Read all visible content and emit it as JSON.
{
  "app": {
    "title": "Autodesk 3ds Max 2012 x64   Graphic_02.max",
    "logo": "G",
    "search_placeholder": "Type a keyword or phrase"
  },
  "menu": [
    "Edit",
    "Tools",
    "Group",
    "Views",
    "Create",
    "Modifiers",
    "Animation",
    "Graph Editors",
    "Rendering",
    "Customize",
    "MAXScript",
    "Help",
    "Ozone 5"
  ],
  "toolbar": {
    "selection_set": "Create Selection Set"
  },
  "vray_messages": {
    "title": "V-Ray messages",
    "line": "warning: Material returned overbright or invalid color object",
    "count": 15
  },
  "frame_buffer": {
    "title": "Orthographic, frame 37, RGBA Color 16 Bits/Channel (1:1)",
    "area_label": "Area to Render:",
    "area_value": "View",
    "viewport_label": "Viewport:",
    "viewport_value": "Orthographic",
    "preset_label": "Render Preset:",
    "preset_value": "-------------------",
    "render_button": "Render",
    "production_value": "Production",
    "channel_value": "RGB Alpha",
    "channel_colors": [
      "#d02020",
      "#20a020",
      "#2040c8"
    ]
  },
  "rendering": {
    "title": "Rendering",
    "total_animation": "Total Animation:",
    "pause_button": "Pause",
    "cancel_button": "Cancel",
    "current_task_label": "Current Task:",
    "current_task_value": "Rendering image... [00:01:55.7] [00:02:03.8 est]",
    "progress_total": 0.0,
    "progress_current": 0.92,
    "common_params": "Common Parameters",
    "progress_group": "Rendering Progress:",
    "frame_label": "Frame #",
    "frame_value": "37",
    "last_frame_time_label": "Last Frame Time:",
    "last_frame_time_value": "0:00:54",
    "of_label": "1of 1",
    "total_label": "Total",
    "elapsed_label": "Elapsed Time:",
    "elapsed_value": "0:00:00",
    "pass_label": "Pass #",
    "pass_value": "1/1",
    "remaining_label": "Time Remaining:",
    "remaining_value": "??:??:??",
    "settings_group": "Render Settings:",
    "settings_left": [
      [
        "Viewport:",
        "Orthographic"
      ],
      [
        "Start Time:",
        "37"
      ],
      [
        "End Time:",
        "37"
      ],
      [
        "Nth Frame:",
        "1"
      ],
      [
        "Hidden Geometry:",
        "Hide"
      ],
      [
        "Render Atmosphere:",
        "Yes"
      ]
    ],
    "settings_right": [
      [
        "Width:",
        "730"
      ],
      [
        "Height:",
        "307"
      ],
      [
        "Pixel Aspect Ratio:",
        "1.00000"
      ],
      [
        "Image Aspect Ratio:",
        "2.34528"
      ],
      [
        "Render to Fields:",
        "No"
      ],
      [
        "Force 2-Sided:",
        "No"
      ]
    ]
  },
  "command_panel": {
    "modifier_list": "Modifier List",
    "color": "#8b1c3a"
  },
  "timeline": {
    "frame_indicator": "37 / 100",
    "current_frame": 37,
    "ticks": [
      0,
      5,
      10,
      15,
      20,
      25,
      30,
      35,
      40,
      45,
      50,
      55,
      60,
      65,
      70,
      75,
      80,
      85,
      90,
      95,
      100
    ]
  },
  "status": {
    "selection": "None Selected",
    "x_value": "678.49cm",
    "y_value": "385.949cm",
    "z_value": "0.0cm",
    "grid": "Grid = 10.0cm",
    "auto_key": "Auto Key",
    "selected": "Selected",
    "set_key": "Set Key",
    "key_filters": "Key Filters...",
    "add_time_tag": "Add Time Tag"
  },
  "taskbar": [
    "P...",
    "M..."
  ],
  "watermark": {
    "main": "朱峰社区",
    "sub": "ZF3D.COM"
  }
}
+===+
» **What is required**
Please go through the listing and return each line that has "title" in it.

» **Result of this exercise**
    "title": "Autodesk 3ds Max 2012 x64   Graphic_02.max",
    "title": "V-Ray messages",
    "title": "Orthographic, frame 37, RGBA Color 16 Bits/Channel (1:1)",
    "title": "Rendering",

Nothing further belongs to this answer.